Coming right from Toshihiro Nagoshi himself in an interview with IGN Japan he reveals that his team once thought of setting a Yakuza game somewhere other than Japan:
“We have considered it, because there was a feeling that we’d like the Yakuza series to be better known overseas,” he said, explaining that taking the story out of Japan might help players in other cultures connect with it better.
Nagoshi continued: “But the idea disappeared right away. The series was originally intended to target Japanese players, and so setting it overseas would conflict with that original concept, and the popularity of the series within Japan might decline as a result. Also, in terms of marketing, there was concern about the global appeal of a Japanese main character anyway. So it seemed to be tricky.”
Looks like they know where their bread is buttered. But what of the growing audience of Yakuza Fans in the west?!
“We get more and more comments from players overseas, and we do listen to them. In the West we have about 100,000 players, which compared to the players we have in Japan is a very small number, but we consider them to be very important fans, and we want to make games that they will enjoy.”
With Yakuza 6 just being announced and Yakuza 0 still a few months away from getting in to the hands of eager fans SEGA have set their sights on the Asian market with a chinese version of Ryu ga gotoku 6 launching soon after the Japanese version.
“The growth of the game market in Asia never stops; that’s the reason we’re realizing Yakuza 6 in China at the same time as in Japan,” said Nagoshi. “10 years ago, sales of Yakuza games in Asia amounted to about 2 or 3% of the sales in Japan, but now it’s around 20%. I think it’s because the games are set in Japan, which looks familiar to our Asian neighbors. The Asian market has become too big to ignore, and it’s a very important place for us now.”
When asked why he thought traditionally Japanese games have a hard time selling in the west he gave an answer that’s sure to upset everyone. [especially us on staff]
“This is just my impression, but games are an interactive medium, and I think that Western gamers place great importance on the feel of that interaction itself — does it feel good to play,” he said. “Japanese gamers place higher importance on the drama and the setting. Well-executed controls are important, but not enough to sell a game.
“For example, FPS games in the West make great use of systems that let you communicate with your friends as you play, but that is not as appealing to Japanese gamers. Also, Western audiences like games that have realistic simulation, but in Japan we prefer something more stylized.

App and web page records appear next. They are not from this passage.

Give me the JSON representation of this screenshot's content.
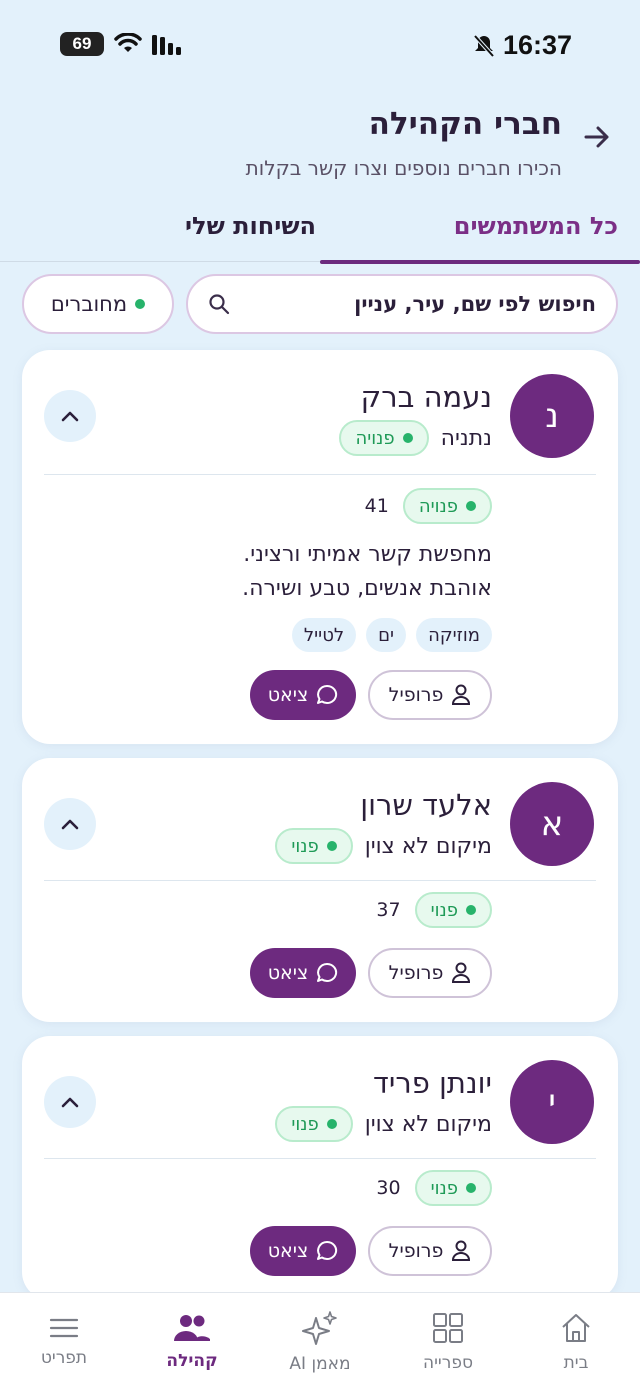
{
  "status_bar": {
    "time": "16:37",
    "battery": "69"
  },
  "header": {
    "title": "חברי הקהילה",
    "subtitle": "הכירו חברים נוספים וצרו קשר בקלות"
  },
  "tabs": [
    {
      "label": "כל המשתמשים",
      "active": true
    },
    {
      "label": "השיחות שלי",
      "active": false
    }
  ],
  "search": {
    "placeholder": "חיפוש לפי שם, עיר, עניין"
  },
  "filter": {
    "label": "מחוברים"
  },
  "members": [
    {
      "initial": "נ",
      "name": "נעמה ברק",
      "location": "נתניה",
      "status": "פנויה",
      "age": "41",
      "bio_line1": "מחפשת קשר אמיתי ורציני.",
      "bio_line2": "אוהבת אנשים, טבע ושירה.",
      "interests": [
        "מוזיקה",
        "ים",
        "לטייל"
      ],
      "profile_label": "פרופיל",
      "chat_label": "ציאט"
    },
    {
      "initial": "א",
      "name": "אלעד שרון",
      "location": "מיקום לא צוין",
      "status": "פנוי",
      "age": "37",
      "profile_label": "פרופיל",
      "chat_label": "ציאט"
    },
    {
      "initial": "י",
      "name": "יונתן פריד",
      "location": "מיקום לא צוין",
      "status": "פנוי",
      "age": "30",
      "profile_label": "פרופיל",
      "chat_label": "ציאט"
    }
  ],
  "nav": [
    {
      "label": "בית",
      "icon": "home-icon"
    },
    {
      "label": "ספרייה",
      "icon": "grid-icon"
    },
    {
      "label": "מאמן AI",
      "icon": "sparkle-icon"
    },
    {
      "label": "קהילה",
      "icon": "people-icon",
      "active": true
    },
    {
      "label": "תפריט",
      "icon": "menu-icon"
    }
  ],
  "colors": {
    "accent": "#6d2a7f",
    "available": "#27b36b",
    "background": "#e3f1fb"
  }
}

“And then there is ease of use. You can see the difference in styles of UI design. UI in the West is designed as simply as possible, so as to avoid distracting the player. Japanese players find that kind of design hard to understand, and they prefer things to be explained more clearly. Sometimes it might seem like mollycoddling, but Japanese people like things to be easily understandable. When making a game for a global audience it’s extremely difficult to choose between these two approaches.”

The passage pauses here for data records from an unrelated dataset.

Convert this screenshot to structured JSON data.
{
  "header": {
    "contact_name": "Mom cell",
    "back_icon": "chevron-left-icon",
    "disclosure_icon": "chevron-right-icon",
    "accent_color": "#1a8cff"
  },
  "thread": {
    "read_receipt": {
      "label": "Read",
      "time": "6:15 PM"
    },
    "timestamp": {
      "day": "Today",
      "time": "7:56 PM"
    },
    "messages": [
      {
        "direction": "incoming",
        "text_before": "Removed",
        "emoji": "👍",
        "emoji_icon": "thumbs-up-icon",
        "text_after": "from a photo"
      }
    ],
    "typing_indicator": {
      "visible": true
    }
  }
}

Hopefully one day Nagoshi will understand the western audience. It’s disheartening but it’s always good to hear his perspective. Even if we disagree.